### Goal of the exercise
Copy each line in the data below that contains the word "value".

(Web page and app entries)
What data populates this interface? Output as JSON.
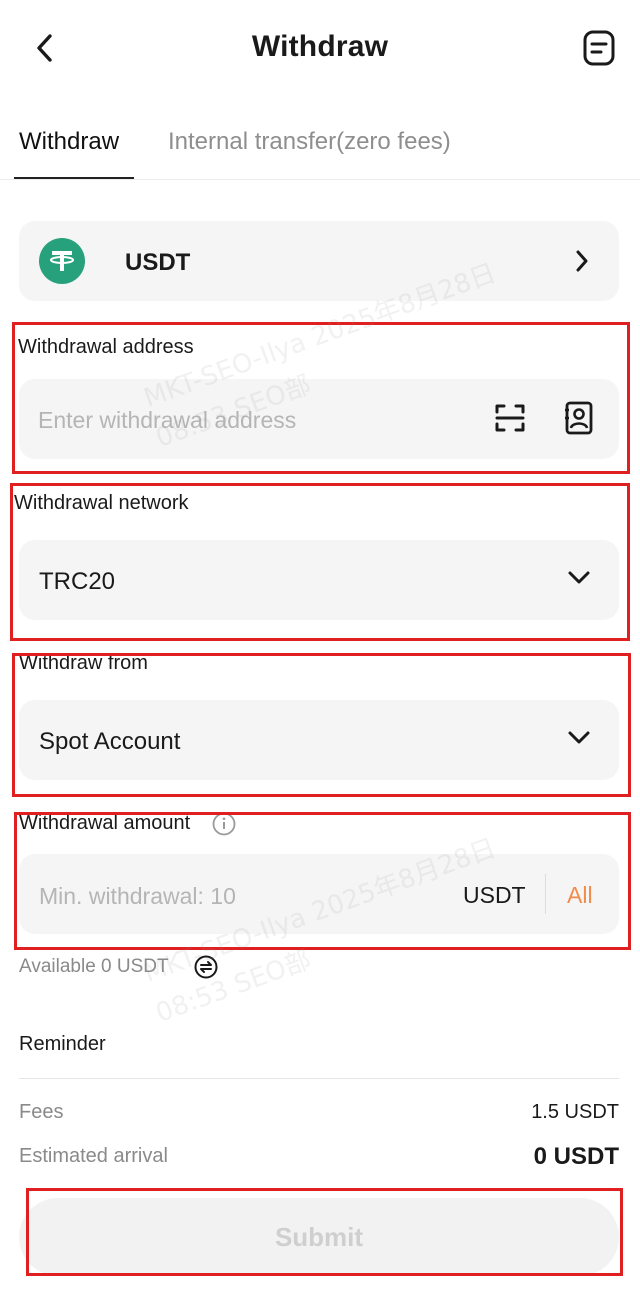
{
  "header": {
    "title": "Withdraw",
    "back_icon": "chevron-left-icon",
    "records_icon": "document-list-icon"
  },
  "tabs": [
    {
      "label": "Withdraw",
      "active": true
    },
    {
      "label": "Internal transfer(zero fees)",
      "active": false
    }
  ],
  "coin": {
    "symbol": "USDT",
    "icon": "tether-logo-icon",
    "brand_color": "#26a17b"
  },
  "address": {
    "label": "Withdrawal address",
    "placeholder": "Enter withdrawal address",
    "scan_icon": "scan-icon",
    "address_book_icon": "address-book-icon"
  },
  "network": {
    "label": "Withdrawal network",
    "value": "TRC20"
  },
  "from": {
    "label": "Withdraw from",
    "value": "Spot Account"
  },
  "amount": {
    "label": "Withdrawal amount",
    "placeholder": "Min. withdrawal: 10",
    "unit": "USDT",
    "all_label": "All",
    "accent_color": "#f28c4a"
  },
  "available": {
    "text": "Available 0 USDT",
    "icon": "transfer-icon"
  },
  "reminder": {
    "label": "Reminder"
  },
  "fees": {
    "label": "Fees",
    "value": "1.5 USDT"
  },
  "arrival": {
    "label": "Estimated arrival",
    "value": "0 USDT"
  },
  "submit": {
    "label": "Submit"
  },
  "watermark": {
    "line1": "MKT-SEO-Ilya 2025年8月28日",
    "line2": "08:53 SEO部"
  },
  "colors": {
    "highlight_border": "#e02020",
    "field_bg": "#f5f5f5"
  }
}
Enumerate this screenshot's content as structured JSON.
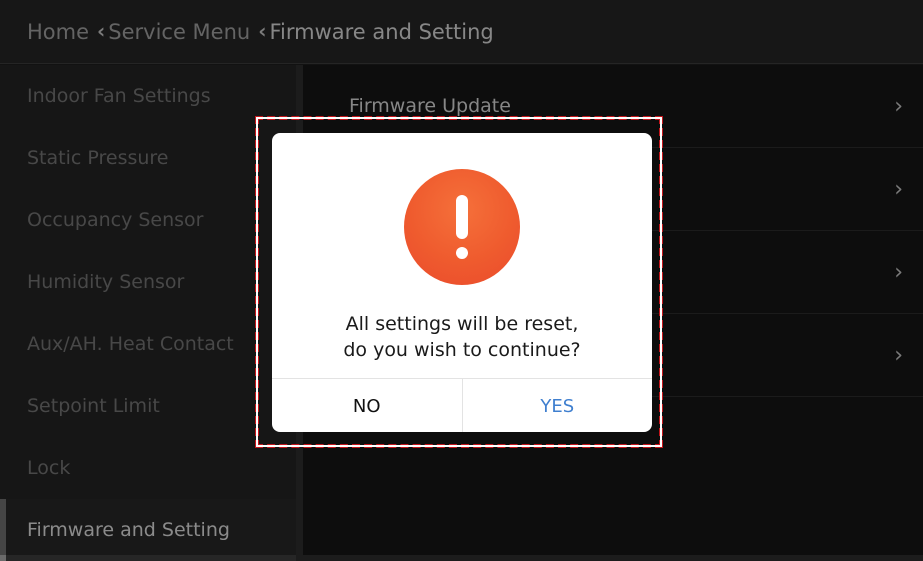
{
  "breadcrumb": {
    "home": "Home",
    "service_menu": "Service Menu",
    "current": "Firmware and Setting"
  },
  "sidebar": {
    "items": [
      {
        "label": "Indoor Fan Settings"
      },
      {
        "label": "Static Pressure"
      },
      {
        "label": "Occupancy Sensor"
      },
      {
        "label": "Humidity Sensor"
      },
      {
        "label": "Aux/AH. Heat Contact"
      },
      {
        "label": "Setpoint Limit"
      },
      {
        "label": "Lock"
      },
      {
        "label": "Firmware and Setting"
      }
    ],
    "active_index": 7
  },
  "main": {
    "rows": [
      {
        "label": "Firmware Update"
      },
      {
        "label": ""
      },
      {
        "label": ""
      },
      {
        "label": ""
      }
    ]
  },
  "dialog": {
    "icon": "alert-icon",
    "message_line1": "All settings will be reset,",
    "message_line2": "do you wish to continue?",
    "no_label": "NO",
    "yes_label": "YES",
    "accent_color": "#ef5b2e",
    "highlight_color": "#c4161c"
  }
}
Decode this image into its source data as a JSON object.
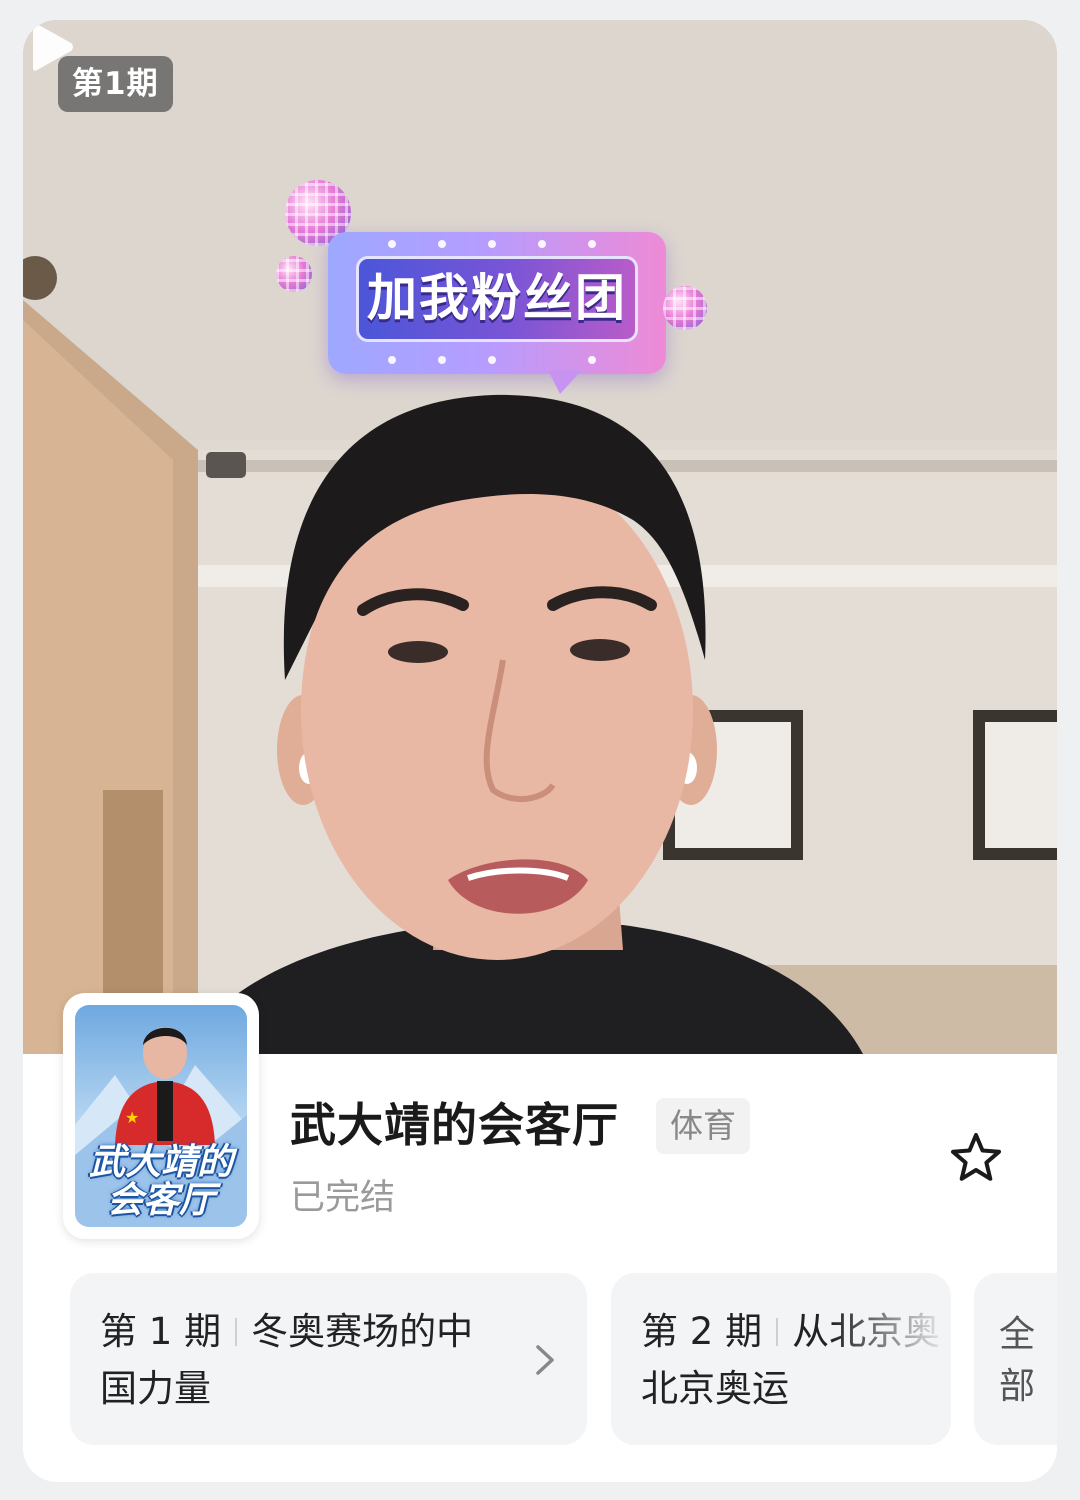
{
  "video": {
    "episode_badge": "第1期",
    "sticker_text": "加我粉丝团"
  },
  "show": {
    "cover_line1": "武大靖的",
    "cover_line2": "会客厅",
    "title": "武大靖的会客厅",
    "genre": "体育",
    "status": "已完结"
  },
  "episodes": [
    {
      "num": "第 1 期",
      "title_line1": "冬奥赛场的中",
      "title_line2": "国力量"
    },
    {
      "num": "第 2 期",
      "title_line1": "从北京奥",
      "title_line2": "北京奥运"
    }
  ],
  "all_label_line1": "全",
  "all_label_line2": "部",
  "icons": {
    "play": "play-icon",
    "favorite": "star-outline-icon",
    "chevron": "chevron-right-icon"
  },
  "colors": {
    "card_bg": "#ffffff",
    "episode_bg": "#f3f4f6",
    "title_text": "#1a1a1a",
    "muted_text": "#9a9a9a"
  }
}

### Answer space
    "value": "TRC20"
    "value": "Spot Account"
    "value": "1.5 USDT"
    "value": "0 USDT"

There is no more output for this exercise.